**Given information:**
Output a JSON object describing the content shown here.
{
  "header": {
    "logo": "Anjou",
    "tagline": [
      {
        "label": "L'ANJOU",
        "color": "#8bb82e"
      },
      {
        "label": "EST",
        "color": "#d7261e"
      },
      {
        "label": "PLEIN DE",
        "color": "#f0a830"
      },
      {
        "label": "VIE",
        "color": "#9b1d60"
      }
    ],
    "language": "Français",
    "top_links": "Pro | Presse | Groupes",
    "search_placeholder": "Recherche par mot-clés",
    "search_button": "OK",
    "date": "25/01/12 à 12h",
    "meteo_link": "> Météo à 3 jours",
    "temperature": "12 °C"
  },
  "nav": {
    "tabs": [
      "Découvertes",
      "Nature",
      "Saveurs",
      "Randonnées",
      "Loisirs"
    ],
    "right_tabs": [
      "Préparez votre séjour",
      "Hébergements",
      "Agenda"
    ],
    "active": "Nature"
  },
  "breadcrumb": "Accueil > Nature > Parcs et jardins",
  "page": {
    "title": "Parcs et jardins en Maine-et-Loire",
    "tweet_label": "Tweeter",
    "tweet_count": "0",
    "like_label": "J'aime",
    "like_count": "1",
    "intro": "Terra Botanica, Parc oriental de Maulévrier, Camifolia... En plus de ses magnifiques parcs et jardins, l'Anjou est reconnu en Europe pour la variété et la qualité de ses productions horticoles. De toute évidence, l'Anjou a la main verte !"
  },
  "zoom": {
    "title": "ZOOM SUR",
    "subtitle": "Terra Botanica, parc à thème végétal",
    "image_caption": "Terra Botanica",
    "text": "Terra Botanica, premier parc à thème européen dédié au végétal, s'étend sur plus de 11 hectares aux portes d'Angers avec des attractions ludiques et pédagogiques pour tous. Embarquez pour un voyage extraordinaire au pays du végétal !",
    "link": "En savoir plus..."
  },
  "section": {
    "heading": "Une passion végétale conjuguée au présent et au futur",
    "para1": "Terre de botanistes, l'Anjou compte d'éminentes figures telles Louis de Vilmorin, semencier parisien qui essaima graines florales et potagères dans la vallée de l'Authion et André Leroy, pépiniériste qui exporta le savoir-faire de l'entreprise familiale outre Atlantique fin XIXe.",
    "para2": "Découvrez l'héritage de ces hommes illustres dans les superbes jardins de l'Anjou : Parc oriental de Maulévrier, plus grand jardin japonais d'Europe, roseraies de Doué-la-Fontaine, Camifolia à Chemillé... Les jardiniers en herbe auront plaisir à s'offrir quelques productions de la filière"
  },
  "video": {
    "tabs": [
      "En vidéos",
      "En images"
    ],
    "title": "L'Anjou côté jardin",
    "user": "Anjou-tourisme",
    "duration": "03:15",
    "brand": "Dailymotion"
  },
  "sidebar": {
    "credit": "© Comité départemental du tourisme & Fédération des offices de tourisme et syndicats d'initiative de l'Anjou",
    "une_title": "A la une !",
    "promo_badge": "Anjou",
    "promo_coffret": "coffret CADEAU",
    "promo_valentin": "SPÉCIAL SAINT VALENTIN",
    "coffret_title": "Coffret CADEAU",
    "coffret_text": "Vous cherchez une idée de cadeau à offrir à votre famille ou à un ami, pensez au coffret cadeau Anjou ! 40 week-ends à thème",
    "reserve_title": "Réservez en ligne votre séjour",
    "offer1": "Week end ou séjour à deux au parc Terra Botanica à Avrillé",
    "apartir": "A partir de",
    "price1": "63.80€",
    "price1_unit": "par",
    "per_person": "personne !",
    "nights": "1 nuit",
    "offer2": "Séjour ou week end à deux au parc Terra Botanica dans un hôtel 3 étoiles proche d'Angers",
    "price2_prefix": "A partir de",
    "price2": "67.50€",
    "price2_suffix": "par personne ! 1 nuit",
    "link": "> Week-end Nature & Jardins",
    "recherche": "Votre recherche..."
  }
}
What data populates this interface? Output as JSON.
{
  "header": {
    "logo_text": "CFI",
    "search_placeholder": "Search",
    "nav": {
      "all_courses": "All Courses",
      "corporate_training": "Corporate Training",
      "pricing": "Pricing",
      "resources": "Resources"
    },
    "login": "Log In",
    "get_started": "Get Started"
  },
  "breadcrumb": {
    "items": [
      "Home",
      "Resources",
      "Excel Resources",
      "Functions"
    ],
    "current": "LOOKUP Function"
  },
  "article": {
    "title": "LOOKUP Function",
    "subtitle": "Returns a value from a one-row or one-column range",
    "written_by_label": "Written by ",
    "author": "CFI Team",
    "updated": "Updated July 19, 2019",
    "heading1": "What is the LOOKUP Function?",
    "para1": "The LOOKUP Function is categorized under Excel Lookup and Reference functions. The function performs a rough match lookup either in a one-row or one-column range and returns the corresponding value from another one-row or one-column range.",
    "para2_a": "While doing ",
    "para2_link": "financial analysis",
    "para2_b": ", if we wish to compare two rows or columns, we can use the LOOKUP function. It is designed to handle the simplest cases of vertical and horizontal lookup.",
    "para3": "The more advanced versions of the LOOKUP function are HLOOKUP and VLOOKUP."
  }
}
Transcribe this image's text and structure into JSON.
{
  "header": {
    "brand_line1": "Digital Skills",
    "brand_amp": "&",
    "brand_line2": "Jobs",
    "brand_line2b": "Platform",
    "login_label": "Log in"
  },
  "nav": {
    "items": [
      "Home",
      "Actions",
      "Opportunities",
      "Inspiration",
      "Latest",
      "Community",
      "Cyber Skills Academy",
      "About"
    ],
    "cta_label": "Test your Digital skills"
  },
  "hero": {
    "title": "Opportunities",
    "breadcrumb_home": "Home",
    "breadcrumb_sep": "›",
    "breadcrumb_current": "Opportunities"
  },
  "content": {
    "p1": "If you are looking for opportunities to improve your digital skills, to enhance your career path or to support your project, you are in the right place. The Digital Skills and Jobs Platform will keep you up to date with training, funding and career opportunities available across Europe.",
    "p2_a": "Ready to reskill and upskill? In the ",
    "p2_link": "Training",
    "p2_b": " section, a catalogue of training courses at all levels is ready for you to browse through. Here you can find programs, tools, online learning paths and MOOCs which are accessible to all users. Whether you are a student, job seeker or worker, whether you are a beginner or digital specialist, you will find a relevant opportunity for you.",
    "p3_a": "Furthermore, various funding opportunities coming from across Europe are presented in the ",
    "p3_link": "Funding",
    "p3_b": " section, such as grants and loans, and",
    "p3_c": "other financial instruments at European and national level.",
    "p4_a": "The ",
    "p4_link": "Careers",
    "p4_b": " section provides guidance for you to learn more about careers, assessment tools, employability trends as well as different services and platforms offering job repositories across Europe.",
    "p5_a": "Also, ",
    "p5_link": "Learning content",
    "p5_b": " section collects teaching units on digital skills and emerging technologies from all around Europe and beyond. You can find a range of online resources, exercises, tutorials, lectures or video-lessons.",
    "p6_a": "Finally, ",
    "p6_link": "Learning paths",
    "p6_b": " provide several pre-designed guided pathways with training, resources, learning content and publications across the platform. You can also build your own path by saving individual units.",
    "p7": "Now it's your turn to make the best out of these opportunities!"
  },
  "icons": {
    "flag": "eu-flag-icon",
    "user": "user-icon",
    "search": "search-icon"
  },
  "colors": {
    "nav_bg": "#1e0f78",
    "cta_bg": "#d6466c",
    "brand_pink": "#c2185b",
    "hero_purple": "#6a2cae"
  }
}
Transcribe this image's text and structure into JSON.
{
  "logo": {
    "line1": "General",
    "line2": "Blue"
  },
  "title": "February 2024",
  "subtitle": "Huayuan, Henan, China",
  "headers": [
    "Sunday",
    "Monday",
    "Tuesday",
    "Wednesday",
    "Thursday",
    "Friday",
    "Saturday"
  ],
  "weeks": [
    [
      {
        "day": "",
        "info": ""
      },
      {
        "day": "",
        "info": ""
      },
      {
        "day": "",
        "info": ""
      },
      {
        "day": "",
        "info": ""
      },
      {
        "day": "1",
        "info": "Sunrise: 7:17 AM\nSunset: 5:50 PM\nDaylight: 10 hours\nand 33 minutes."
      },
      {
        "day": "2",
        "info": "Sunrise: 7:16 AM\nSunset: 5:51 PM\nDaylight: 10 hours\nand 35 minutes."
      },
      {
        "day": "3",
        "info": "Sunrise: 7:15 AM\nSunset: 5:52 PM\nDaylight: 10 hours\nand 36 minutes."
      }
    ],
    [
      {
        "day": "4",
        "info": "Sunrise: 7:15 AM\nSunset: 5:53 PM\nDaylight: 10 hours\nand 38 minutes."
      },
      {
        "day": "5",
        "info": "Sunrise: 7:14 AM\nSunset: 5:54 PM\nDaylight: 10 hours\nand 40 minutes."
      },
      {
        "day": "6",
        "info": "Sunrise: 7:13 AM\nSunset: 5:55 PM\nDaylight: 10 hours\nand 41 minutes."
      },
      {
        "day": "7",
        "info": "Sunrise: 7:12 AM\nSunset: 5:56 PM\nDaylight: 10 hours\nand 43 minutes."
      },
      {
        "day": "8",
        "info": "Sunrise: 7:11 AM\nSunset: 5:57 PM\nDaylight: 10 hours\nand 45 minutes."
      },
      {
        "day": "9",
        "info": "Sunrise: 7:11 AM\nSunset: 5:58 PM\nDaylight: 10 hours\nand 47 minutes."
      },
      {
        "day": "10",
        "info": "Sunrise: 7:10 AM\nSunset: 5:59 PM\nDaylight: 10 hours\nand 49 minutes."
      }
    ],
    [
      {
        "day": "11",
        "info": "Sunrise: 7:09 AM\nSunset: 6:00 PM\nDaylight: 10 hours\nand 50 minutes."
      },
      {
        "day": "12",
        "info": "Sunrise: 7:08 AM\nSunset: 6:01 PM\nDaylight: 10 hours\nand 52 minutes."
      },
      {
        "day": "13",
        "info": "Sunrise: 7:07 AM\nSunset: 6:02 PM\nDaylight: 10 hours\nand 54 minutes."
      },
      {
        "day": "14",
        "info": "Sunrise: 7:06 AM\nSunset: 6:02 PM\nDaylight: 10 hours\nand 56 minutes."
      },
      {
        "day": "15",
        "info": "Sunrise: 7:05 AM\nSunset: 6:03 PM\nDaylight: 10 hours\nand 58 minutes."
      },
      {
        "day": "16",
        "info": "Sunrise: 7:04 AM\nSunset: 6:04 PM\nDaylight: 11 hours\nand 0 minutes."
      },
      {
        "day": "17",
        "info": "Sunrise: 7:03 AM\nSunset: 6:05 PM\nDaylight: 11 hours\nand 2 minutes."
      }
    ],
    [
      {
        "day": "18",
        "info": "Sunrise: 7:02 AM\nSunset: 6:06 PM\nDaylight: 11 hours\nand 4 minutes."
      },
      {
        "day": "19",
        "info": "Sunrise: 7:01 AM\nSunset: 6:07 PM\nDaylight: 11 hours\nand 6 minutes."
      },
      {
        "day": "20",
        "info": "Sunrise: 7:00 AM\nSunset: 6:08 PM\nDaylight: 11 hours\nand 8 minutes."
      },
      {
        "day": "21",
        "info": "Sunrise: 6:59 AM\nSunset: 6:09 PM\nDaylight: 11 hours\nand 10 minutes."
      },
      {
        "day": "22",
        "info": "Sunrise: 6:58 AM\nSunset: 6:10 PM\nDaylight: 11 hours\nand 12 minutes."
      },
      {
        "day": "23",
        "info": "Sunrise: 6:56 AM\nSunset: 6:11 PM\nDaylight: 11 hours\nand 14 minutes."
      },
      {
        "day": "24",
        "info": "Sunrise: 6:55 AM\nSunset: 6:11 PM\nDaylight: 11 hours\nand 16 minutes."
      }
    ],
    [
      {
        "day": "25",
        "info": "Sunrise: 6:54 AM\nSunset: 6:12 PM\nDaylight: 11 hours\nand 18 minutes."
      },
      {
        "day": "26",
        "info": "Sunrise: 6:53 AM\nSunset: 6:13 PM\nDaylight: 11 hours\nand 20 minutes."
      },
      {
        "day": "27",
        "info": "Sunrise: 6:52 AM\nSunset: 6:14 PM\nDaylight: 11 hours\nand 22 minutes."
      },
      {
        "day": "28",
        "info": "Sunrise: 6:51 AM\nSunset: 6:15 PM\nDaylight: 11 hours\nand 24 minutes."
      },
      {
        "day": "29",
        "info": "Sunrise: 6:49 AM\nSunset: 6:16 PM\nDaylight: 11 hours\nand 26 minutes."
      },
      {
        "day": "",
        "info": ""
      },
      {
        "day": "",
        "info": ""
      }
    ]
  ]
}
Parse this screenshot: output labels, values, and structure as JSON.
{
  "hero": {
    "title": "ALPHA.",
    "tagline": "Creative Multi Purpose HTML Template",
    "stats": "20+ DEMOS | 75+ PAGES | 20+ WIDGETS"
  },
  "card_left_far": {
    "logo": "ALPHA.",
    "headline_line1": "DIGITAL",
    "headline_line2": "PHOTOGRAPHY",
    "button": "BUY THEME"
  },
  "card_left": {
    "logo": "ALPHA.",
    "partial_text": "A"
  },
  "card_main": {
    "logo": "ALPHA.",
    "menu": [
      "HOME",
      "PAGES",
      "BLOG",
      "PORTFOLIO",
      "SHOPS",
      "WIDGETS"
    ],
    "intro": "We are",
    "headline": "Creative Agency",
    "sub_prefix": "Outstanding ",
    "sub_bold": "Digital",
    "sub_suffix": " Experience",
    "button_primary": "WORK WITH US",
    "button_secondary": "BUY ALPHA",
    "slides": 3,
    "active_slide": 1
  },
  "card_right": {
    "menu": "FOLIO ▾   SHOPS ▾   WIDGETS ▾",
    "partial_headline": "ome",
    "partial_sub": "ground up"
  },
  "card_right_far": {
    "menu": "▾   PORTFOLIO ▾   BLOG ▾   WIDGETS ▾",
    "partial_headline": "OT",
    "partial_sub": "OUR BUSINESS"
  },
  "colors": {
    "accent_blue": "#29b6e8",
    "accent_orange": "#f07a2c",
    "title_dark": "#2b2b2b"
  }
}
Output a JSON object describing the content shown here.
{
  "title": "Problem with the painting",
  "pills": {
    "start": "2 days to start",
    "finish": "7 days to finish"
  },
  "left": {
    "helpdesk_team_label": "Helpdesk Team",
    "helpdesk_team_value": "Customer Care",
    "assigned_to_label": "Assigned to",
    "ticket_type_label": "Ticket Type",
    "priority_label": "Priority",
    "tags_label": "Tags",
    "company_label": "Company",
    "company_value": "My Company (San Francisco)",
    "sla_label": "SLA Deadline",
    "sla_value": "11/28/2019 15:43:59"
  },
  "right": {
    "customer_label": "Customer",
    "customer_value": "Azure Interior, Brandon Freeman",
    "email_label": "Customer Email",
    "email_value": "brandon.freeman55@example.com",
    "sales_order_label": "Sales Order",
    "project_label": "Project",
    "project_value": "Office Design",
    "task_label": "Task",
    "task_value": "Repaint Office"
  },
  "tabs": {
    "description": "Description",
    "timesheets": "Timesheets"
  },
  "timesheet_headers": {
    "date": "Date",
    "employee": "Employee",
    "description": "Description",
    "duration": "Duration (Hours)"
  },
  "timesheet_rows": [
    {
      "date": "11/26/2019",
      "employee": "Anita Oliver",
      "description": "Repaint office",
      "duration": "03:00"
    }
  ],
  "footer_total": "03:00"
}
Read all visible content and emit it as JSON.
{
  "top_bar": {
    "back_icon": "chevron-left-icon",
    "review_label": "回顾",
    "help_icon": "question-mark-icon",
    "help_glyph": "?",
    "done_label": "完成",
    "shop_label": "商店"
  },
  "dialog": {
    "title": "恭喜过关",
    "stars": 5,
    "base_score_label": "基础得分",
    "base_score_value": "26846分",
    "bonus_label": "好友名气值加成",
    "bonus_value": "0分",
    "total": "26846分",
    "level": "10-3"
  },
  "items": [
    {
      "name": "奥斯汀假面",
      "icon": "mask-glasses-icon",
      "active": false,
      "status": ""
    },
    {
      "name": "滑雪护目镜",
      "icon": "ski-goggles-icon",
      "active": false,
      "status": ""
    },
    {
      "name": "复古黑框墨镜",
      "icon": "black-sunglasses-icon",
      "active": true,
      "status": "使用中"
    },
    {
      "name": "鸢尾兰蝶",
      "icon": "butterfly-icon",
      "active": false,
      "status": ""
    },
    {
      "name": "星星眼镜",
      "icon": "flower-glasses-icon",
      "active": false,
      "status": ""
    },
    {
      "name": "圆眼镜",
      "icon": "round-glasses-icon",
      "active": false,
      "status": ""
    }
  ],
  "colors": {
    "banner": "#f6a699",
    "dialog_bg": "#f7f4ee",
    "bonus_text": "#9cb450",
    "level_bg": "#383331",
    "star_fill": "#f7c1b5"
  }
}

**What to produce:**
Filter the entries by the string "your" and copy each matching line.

**Output for this task:**
    "cta_label": "Test your Digital skills"
    "p1": "If you are looking for opportunities to improve your digital skills, to enhance your career path or to support your project, you are in the right place. The Digital Skills and Jobs Platform will keep you up to date with training, funding and career opportunities available across Europe.",
    "p6_b": " provide several pre-designed guided pathways with training, resources, learning content and publications across the platform. You can also build your own path by saving individual units.",
    "p7": "Now it's your turn to make the best out of these opportunities!"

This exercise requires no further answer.